PROMPT: Print the listing as it stands, omitting all images.
DATA TO EXAMINE: Begin
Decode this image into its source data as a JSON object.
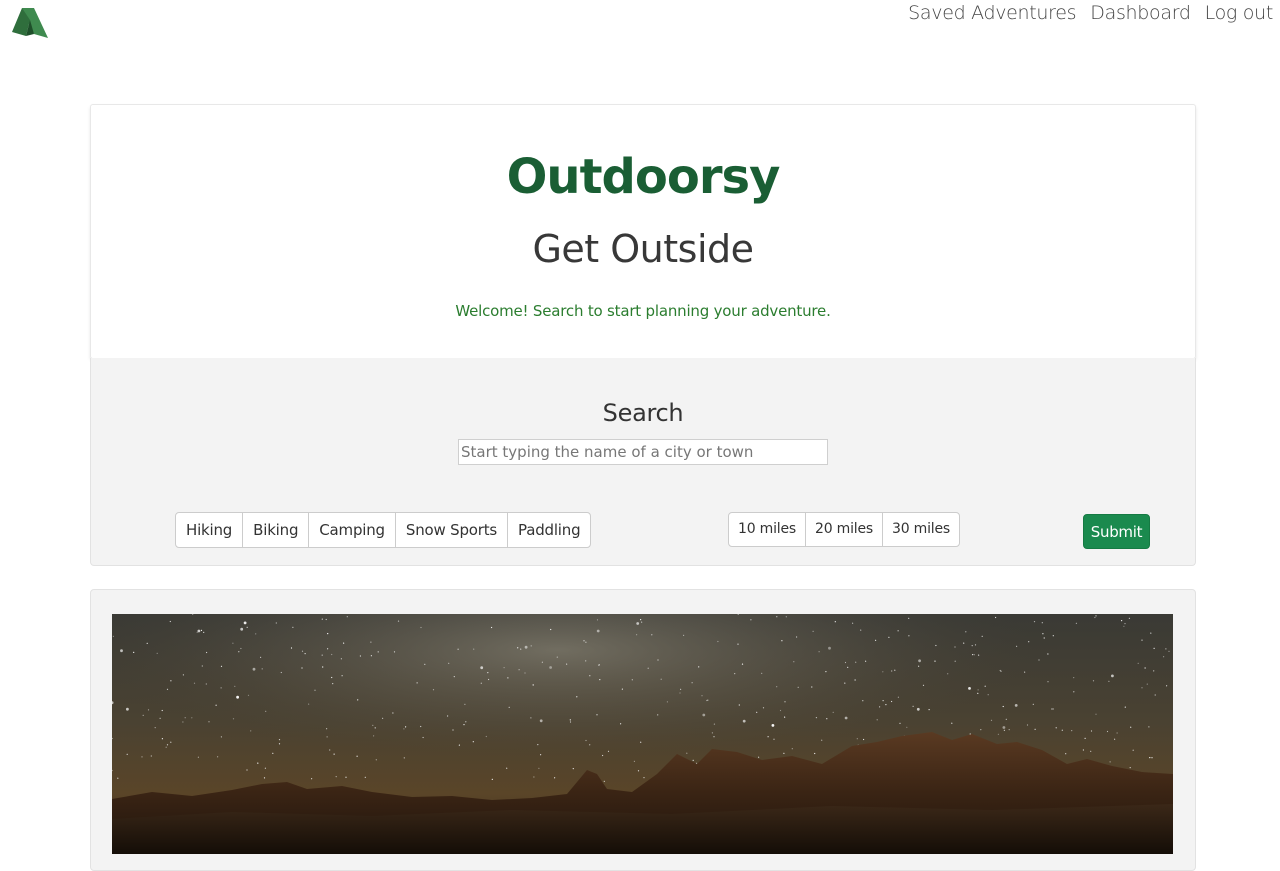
{
  "nav": {
    "logo_icon": "tent-icon",
    "links": [
      "Saved Adventures",
      "Dashboard",
      "Log out"
    ]
  },
  "hero": {
    "title": "Outdoorsy",
    "subtitle": "Get Outside",
    "welcome": "Welcome! Search to start planning your adventure."
  },
  "search": {
    "title": "Search",
    "placeholder": "Start typing the name of a city or town",
    "activities": [
      "Hiking",
      "Biking",
      "Camping",
      "Snow Sports",
      "Paddling"
    ],
    "distances": [
      "10 miles",
      "20 miles",
      "30 miles"
    ],
    "submit_label": "Submit"
  },
  "colors": {
    "brand_green": "#1a5e34",
    "welcome_green": "#2b7d2f",
    "submit_green": "#1a8a4e"
  },
  "image": {
    "subject": "night-sky-desert-landscape"
  }
}
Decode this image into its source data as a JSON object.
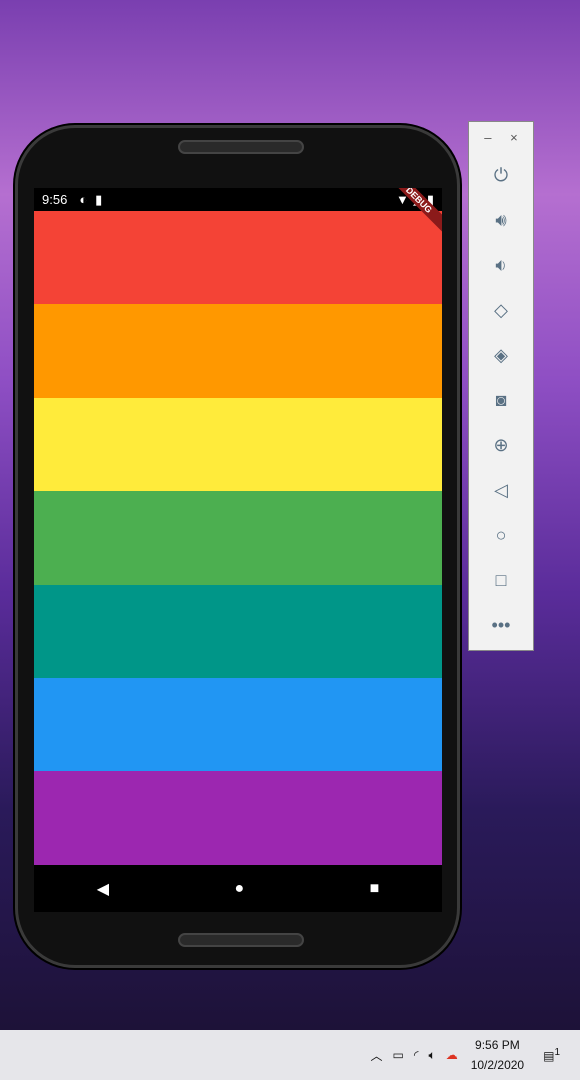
{
  "status_bar": {
    "time": "9:56",
    "debug_banner": "DEBUG"
  },
  "bands": [
    {
      "color": "#f44336"
    },
    {
      "color": "#ff9800"
    },
    {
      "color": "#ffeb3b"
    },
    {
      "color": "#4caf50"
    },
    {
      "color": "#009688"
    },
    {
      "color": "#2196f3"
    },
    {
      "color": "#9c27b0"
    }
  ],
  "emulator_toolbar": {
    "minimize": "–",
    "close": "×"
  },
  "taskbar": {
    "time": "9:56 PM",
    "date": "10/2/2020",
    "notification_count": "1"
  }
}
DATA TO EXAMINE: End
THE COMPLETED TASK:
Decode this image into its source data as a JSON object.
{
  "nav": {
    "logo_icon": "tent-icon",
    "links": [
      "Saved Adventures",
      "Dashboard",
      "Log out"
    ]
  },
  "hero": {
    "title": "Outdoorsy",
    "subtitle": "Get Outside",
    "welcome": "Welcome! Search to start planning your adventure."
  },
  "search": {
    "title": "Search",
    "placeholder": "Start typing the name of a city or town",
    "activities": [
      "Hiking",
      "Biking",
      "Camping",
      "Snow Sports",
      "Paddling"
    ],
    "distances": [
      "10 miles",
      "20 miles",
      "30 miles"
    ],
    "submit_label": "Submit"
  },
  "colors": {
    "brand_green": "#1a5e34",
    "welcome_green": "#2b7d2f",
    "submit_green": "#1a8a4e"
  },
  "image": {
    "subject": "night-sky-desert-landscape"
  }
}
Decode this image into its source data as a JSON object.
{
  "status_bar": {
    "time": "9:56",
    "debug_banner": "DEBUG"
  },
  "bands": [
    {
      "color": "#f44336"
    },
    {
      "color": "#ff9800"
    },
    {
      "color": "#ffeb3b"
    },
    {
      "color": "#4caf50"
    },
    {
      "color": "#009688"
    },
    {
      "color": "#2196f3"
    },
    {
      "color": "#9c27b0"
    }
  ],
  "emulator_toolbar": {
    "minimize": "–",
    "close": "×"
  },
  "taskbar": {
    "time": "9:56 PM",
    "date": "10/2/2020",
    "notification_count": "1"
  }
}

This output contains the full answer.